5. A good editor is key. If you’re self-publishing, there might be a temptation to skip hiring an editor and just have friends read through your book. My advice? Don’t! A good editor does more than just look for spelling and grammatical errors. They can be pricey, but they are worth their weight in gold. Try to go with an editor on recommendation if it makes you feel better about what you’re spending, but don’t skimp on this. Same goes for a good cover designer.
6. Modesty doesn’t help. When I published ‘Together Apart’, I had very modest goals – 500 sold in a year and I’d be happy. This was the wrong way to go. If you’ve put all your heart and soul into something, then make it work! Aim to sell as many as you can. Want to get into the top 10? Then aim for it! Get to grips with social media and shout, because books don’t sell themselves (at least in the beginning).

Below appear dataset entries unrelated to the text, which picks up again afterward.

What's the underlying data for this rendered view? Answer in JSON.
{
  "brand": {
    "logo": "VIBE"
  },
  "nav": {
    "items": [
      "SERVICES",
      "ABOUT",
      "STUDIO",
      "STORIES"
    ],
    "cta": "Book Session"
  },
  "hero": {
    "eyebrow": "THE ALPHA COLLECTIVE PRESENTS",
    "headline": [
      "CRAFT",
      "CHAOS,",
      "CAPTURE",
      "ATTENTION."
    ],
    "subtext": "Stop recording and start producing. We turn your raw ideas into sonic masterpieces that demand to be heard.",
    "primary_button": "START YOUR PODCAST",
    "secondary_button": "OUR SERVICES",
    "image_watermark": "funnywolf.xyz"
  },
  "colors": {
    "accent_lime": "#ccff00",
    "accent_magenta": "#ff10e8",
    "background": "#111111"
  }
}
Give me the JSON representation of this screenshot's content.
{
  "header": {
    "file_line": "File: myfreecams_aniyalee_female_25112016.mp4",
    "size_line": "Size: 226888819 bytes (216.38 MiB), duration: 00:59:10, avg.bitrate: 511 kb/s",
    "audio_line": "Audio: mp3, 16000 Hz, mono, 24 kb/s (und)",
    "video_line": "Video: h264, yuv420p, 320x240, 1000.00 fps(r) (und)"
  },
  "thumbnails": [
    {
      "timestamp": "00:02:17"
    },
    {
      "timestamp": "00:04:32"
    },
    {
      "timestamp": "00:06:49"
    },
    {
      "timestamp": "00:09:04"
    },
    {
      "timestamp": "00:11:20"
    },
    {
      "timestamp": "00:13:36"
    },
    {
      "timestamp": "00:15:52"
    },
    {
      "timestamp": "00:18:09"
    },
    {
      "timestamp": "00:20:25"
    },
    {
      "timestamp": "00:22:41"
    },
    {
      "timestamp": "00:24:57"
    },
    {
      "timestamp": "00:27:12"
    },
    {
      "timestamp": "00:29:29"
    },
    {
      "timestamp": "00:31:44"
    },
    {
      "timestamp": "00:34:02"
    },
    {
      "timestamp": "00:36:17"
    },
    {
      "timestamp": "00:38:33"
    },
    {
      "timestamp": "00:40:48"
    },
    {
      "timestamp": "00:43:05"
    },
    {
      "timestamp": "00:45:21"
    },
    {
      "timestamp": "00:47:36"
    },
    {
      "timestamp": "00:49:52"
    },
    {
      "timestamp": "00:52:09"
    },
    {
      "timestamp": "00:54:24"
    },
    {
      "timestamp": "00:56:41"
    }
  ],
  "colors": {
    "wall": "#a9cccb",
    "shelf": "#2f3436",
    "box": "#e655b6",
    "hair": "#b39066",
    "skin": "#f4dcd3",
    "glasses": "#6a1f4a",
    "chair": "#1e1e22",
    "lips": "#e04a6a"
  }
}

7. Develop a thick skin. It’s daunting putting your book out there for (hopefully) thousands of people to read, and it helps if you understand from the beginning that you can’t please everyone. You will get one star reviews, you will get people who think reading it was a waste of precious hours they won’t get back, but who cares? Brush it off. They didn’t get it, and that’s ok, because there are others who will. If it helps, look up your favourite book and read their bad reviews. We all get them and, if you’re really lucky, it can even help you hone your writing to make it better.
8. It’s totally worth it. Yes, it’s daunting, yes it can be expensive and yes, you have to be a social hermit sometimes, but I wouldn’t change it for the world.
You can buy Love You Better from Amazon and is available to buy from good bookshops.